But this uncertainty so far hasn’t impacted the regulatory interaction with banks during exams or oversight. “I think, the more well-reasoned clients are not assuming that people in Washington are going to influence the day-to-day,” says David Wright, managing director of banks and securities at Deloitte. “They’re more hopeful in the long run in the policy shift and shift in focus that they believe is more relevant.”
However, Wright says he has seen a client take a slight step back in fixing some of the issues that the previous administration would have questioned. He says, without going into specifics, that the client’s move is not a dramatic change, but it’s based on the belief that Trump will peel back some of the oversight. Wright wouldn’t suggest most organizations follow a similar game plan, because on-the-ground regulators will continue to conduct business as usual until a regulatory change takes effect.
It’s in the merger and acquisition approval process where First Horizon National Corp. Chief Risk Officer Yousef Valine says he’s already noticed a difference. In May of 2017, First Horizon, which has nearly $30 billion in assets, agreed to purchase Capital Bank Financial Corp. for $2.2 billion. “It’s important for us to feel confident [that] if we’re going to merge with somebody, we will get regulatory approval,” says Valine.
That approval process must come in a “timely fashion,” or the bank could lose some of the economic value the company hoped to gain by merging, he adds. In the past few years, First Horizon had seen that process slow to a grind, as Valine felt regulators took too long to decide on approval or would weigh the concerns of uninformed community groups more so than Community Reinvestment Act ratings or the company’s track record. While every acquisition is different, it took regulators nearly a year to approve First Horizon’s purchase of FirstAtlantic Bank for $80 million in October 2014.
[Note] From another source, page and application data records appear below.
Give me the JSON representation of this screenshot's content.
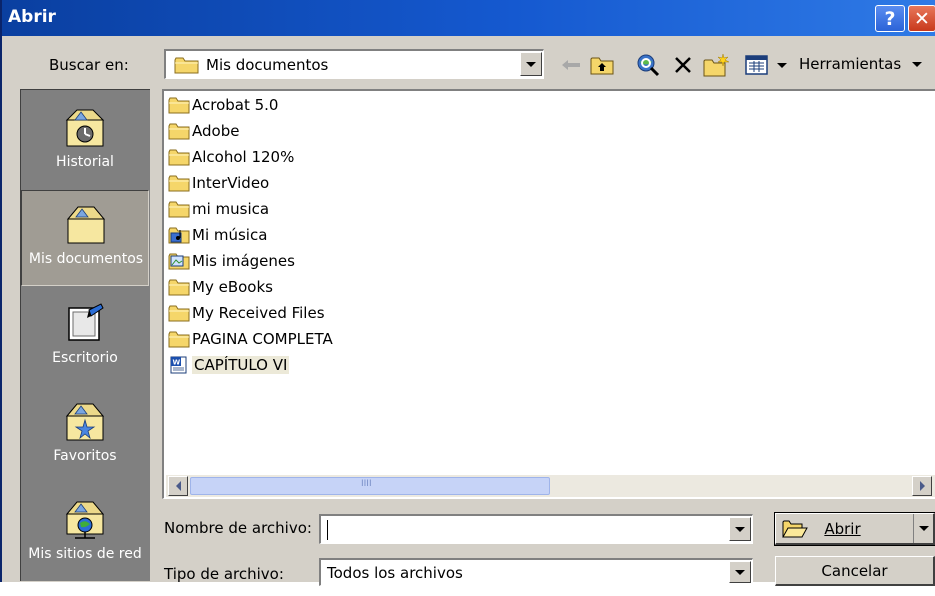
{
  "window": {
    "title": "Abrir",
    "help_glyph": "?",
    "close_glyph": "✕"
  },
  "toolbar": {
    "look_in_label": "Buscar en:",
    "look_in_value": "Mis documentos",
    "tools_label": "Herramientas"
  },
  "places": [
    {
      "label": "Historial",
      "icon": "history-icon"
    },
    {
      "label": "Mis documentos",
      "icon": "my-documents-icon",
      "selected": true
    },
    {
      "label": "Escritorio",
      "icon": "desktop-icon"
    },
    {
      "label": "Favoritos",
      "icon": "favorites-icon"
    },
    {
      "label": "Mis sitios de red",
      "icon": "network-places-icon"
    }
  ],
  "files": [
    {
      "name": "Acrobat 5.0",
      "icon": "folder-icon"
    },
    {
      "name": "Adobe",
      "icon": "folder-icon"
    },
    {
      "name": "Alcohol 120%",
      "icon": "folder-icon"
    },
    {
      "name": "InterVideo",
      "icon": "folder-icon"
    },
    {
      "name": "mi musica",
      "icon": "folder-icon"
    },
    {
      "name": "Mi música",
      "icon": "music-folder-icon"
    },
    {
      "name": "Mis imágenes",
      "icon": "pictures-folder-icon"
    },
    {
      "name": "My eBooks",
      "icon": "folder-icon"
    },
    {
      "name": "My Received Files",
      "icon": "folder-icon"
    },
    {
      "name": "PAGINA COMPLETA",
      "icon": "folder-icon"
    },
    {
      "name": "CAPÍTULO VI",
      "icon": "word-document-icon",
      "selected": true
    }
  ],
  "scrollbar": {
    "thumb_glyph": "IIII"
  },
  "form": {
    "filename_label": "Nombre de archivo:",
    "filename_value": "",
    "filetype_label": "Tipo de archivo:",
    "filetype_value": "Todos los archivos"
  },
  "buttons": {
    "open_label": "Abrir",
    "cancel_label": "Cancelar"
  },
  "colors": {
    "title_bar": "#0a3fa0",
    "dialog_face": "#d4d0c8",
    "places_bar": "#808080",
    "folder_yellow": "#f5d66a"
  }
}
The Capital Bank merger? Five months after the deal was announced, it closed. Valine credits the faster timeline to acting OCC Comptroller Keith Norieka, who took the helm in May as Otting awaited confirmation.
But many of the changes that banks hope for, like scaling back Dodd-Frank, reducing regulations on $10 billion and $50 billion asset banks, and cutting the CFPB’s power remain question marks.
“We liked many of the things [the Treasury] recommended in the community banking report,” which suggested regulatory changes for President Trump to pursue, says Christopher Cole, senior regulatory counsel at the Independent Community Bankers of America. “So much of that requires legislation.”
For Martin, the head of Provident Bank, he’s hopeful that changes will come, but isn’t relying on them. Instead, he’s focusing on what he knows based on the current laws, regulations and interactions with compliance. “This business hasn’t changed dramatically,” says Martin. “It’s still about customers and knowing how to run a regulated company.”
That’s true, no matter who operates the OCC.